Since 2006, recurrent HABs have left an eerie pall over parts of the shallowest Great Lake.
The western shores of Lake Erie have long been a longed-for destination of Ohio residents and others from nearby states. For many, summer would not be complete without time spent fishing, boating, or kayaking at Huntington Beach, Headlands State Park, or the ever popular Put-in-Bay. The annual economic value of Lake Erie tourism is estimated at $10 billion, and that’s before considering the large commercial fishery that thrives there, too.
Since 2006, however, an eerie pall of the harmful algal bloom (HAB) variety has settled over this Midwest summer playground, causing the once clear waters of the shallowest Great Lake to smell and taste noxious in some places and even to resemble pea soup in others. The problem is caused by recurrent overgrowths of the blue-green alga Microcystis – actually a type of bacteria, known as cyanobacteria – that can produce toxins and harm fish, people, and the environment.
The good news is that NOAA provides weekly forecasts of HAB conditions for Lake Erie during the bloom season, which lasts from June through October. The forecasts advise water utilities, anglers, and others about the presence of a HAB or whether it can be anticipated that one will form.
NOAA scientist Rick Stumpf explains that data for the forecasts come from an instrument called a Moderate Resolution Imaging Spectrometer, or MODIS, carried aboard a NASA environmental observation satellite called Aqua.

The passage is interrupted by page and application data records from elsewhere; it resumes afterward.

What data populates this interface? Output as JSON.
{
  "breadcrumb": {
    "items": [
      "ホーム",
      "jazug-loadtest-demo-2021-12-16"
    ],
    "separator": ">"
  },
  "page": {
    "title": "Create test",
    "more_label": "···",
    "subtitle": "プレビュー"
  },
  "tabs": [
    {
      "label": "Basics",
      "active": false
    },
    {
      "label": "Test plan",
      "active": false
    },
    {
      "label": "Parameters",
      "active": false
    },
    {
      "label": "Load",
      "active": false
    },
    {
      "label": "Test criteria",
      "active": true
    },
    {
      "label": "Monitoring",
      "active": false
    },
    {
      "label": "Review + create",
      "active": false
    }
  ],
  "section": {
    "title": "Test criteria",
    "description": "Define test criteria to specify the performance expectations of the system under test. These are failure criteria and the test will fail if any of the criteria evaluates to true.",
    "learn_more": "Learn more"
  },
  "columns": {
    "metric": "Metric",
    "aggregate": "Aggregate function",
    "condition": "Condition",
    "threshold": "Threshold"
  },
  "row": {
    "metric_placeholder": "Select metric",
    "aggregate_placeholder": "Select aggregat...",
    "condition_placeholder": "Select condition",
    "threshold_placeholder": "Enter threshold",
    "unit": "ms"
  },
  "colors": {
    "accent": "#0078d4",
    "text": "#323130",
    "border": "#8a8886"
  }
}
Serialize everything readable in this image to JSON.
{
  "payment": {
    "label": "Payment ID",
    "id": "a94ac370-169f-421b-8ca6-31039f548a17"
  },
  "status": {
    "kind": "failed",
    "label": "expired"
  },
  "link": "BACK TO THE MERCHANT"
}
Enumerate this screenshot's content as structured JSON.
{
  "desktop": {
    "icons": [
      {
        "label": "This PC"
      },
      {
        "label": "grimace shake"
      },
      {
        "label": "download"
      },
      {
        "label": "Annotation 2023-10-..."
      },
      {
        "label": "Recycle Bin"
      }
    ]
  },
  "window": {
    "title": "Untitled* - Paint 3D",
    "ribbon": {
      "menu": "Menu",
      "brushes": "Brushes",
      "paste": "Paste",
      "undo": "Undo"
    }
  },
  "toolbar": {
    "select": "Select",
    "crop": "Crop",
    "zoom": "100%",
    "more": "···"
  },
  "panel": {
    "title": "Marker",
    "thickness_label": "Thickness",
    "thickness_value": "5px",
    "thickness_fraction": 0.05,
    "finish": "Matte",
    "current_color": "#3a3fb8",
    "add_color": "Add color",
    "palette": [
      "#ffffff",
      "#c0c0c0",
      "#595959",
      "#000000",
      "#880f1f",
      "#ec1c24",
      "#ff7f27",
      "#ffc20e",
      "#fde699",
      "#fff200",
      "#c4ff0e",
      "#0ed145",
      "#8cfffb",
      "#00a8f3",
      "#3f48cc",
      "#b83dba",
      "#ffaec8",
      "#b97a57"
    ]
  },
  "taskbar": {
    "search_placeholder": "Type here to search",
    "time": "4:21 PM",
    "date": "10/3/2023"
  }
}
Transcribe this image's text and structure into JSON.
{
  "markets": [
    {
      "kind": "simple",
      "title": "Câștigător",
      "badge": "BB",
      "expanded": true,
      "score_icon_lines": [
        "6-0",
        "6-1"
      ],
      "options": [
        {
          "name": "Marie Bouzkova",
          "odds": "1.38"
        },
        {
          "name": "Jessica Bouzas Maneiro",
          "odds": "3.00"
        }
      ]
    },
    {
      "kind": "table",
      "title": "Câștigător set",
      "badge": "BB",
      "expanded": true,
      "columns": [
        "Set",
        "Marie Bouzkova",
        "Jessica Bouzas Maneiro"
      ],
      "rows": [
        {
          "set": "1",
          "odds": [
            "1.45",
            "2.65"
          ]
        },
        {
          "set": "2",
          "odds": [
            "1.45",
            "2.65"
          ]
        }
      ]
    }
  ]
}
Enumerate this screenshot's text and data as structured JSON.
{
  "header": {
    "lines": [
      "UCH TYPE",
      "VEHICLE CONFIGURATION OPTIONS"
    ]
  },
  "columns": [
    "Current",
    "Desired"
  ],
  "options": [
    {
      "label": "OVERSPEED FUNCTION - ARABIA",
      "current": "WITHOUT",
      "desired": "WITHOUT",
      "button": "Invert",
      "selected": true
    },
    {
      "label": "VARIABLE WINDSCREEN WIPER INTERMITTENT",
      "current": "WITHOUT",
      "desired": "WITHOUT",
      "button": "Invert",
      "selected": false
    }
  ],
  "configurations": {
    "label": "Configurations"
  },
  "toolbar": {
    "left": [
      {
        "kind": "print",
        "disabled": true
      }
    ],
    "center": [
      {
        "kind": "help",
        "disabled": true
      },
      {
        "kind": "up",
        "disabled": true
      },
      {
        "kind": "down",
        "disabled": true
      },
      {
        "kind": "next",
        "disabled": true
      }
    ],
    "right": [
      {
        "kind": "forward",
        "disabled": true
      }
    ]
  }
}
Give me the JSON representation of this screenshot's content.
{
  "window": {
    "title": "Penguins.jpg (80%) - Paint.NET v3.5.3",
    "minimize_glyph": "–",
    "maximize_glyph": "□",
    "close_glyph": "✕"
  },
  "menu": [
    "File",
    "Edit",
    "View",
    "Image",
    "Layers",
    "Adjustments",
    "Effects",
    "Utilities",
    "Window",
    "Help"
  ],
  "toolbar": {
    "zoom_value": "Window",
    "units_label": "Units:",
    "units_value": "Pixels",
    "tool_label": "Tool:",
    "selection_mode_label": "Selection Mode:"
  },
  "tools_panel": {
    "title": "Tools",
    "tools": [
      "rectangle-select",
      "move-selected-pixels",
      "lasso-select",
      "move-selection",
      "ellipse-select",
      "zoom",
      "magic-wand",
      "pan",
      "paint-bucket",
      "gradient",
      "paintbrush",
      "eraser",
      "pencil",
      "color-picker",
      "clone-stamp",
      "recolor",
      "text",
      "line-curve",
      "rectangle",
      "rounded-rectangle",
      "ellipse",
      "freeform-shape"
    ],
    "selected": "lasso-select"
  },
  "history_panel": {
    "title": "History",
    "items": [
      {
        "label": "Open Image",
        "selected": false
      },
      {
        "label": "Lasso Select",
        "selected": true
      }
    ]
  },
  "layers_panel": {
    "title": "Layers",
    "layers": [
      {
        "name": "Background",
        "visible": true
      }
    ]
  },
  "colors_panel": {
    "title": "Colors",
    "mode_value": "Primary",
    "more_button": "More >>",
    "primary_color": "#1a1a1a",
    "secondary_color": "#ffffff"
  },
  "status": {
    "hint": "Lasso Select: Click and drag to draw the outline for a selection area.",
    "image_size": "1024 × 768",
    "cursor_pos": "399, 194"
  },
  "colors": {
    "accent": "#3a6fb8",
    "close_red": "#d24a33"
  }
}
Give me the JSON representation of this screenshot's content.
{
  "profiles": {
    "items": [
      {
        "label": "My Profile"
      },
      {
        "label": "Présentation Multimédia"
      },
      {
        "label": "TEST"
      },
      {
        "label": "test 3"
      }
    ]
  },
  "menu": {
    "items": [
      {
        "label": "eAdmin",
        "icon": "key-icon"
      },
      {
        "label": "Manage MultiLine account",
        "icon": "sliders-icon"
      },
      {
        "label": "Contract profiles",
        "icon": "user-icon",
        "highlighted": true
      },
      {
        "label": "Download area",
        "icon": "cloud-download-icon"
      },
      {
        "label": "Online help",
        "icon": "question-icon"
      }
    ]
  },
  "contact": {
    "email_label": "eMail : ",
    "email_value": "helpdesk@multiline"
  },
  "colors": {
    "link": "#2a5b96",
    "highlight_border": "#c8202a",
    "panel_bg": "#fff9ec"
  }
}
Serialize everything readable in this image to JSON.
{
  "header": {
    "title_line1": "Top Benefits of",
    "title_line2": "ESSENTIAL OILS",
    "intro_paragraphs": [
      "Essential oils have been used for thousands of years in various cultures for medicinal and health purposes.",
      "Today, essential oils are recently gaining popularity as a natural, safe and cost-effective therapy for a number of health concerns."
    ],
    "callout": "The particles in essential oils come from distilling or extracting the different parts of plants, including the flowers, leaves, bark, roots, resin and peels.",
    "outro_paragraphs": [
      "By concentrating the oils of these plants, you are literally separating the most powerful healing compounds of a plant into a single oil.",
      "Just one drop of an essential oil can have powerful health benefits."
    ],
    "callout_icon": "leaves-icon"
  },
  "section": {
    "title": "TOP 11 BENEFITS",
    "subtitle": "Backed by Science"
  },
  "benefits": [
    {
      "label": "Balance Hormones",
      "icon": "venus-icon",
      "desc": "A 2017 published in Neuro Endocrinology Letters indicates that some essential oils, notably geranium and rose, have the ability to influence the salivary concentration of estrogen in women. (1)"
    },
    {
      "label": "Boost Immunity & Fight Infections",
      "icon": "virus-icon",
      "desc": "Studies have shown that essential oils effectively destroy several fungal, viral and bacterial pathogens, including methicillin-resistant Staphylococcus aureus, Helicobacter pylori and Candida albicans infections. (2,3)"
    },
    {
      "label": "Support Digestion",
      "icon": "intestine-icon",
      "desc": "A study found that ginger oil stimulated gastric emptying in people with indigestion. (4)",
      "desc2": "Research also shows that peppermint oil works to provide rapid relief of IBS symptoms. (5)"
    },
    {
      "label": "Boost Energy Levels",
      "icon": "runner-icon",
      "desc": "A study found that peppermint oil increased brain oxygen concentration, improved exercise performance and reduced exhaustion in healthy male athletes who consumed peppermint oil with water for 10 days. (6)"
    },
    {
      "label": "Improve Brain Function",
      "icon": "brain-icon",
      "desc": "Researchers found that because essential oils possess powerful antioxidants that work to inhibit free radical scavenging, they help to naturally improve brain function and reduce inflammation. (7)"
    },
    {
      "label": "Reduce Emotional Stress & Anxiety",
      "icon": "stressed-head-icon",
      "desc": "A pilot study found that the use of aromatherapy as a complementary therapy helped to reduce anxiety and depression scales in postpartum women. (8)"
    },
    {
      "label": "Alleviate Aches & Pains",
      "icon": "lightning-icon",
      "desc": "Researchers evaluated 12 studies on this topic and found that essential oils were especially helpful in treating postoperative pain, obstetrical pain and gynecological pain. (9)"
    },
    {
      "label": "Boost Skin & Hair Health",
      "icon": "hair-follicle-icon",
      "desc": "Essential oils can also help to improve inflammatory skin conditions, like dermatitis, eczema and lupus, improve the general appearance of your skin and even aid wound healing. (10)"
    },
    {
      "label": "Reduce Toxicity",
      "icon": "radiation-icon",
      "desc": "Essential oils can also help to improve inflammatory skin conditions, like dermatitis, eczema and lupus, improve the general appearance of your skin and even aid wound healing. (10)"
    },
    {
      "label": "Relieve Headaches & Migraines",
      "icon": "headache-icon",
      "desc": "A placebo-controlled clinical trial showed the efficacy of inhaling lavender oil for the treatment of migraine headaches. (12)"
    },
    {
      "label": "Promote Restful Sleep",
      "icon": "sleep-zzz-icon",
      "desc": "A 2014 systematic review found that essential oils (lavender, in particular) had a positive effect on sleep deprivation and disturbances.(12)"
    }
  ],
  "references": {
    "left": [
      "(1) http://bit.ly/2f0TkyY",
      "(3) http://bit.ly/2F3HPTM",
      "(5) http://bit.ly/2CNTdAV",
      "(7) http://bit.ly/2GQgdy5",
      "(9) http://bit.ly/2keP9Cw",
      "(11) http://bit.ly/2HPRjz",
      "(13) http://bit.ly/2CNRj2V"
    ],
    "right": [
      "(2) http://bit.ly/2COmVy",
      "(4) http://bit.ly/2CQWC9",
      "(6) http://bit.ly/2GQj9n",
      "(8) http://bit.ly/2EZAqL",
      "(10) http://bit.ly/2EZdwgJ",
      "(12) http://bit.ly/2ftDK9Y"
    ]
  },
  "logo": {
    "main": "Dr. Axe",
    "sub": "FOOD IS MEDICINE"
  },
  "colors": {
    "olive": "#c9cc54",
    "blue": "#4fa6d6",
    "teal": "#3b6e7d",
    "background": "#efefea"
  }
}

"We analyze this data, which reveals subtle changes in the lake's surface color," he says. "We also developed a sophisticated computer model that predicts conditions such as winds, temperature, and currents on the lake's surface. All of these factors influence whether a bloom will grow or shrink, as well as where it will drift."
NOAA then worked with regional water treatment plant operators to create a user-friendly, near-real-time forecast that helps the utilities know when it’s necessary to boost their carbon filtration systems. This saves the utilities tons of money because it takes tons of additional activated charcoal to produce potable water during a HAB event.
A recent letter to NOAA from the Ohio Environmental Protection Agency states, for example, that “During an algal bloom, additional activated carbon demand can cost the city of Toledo up to $3,000 per day.”
Local anglers also find the forecasts invaluable when planning the many fishing tournaments that draw thousands of fierce competitors each year. After all, you’re unlikely to hook a contender in pea soup.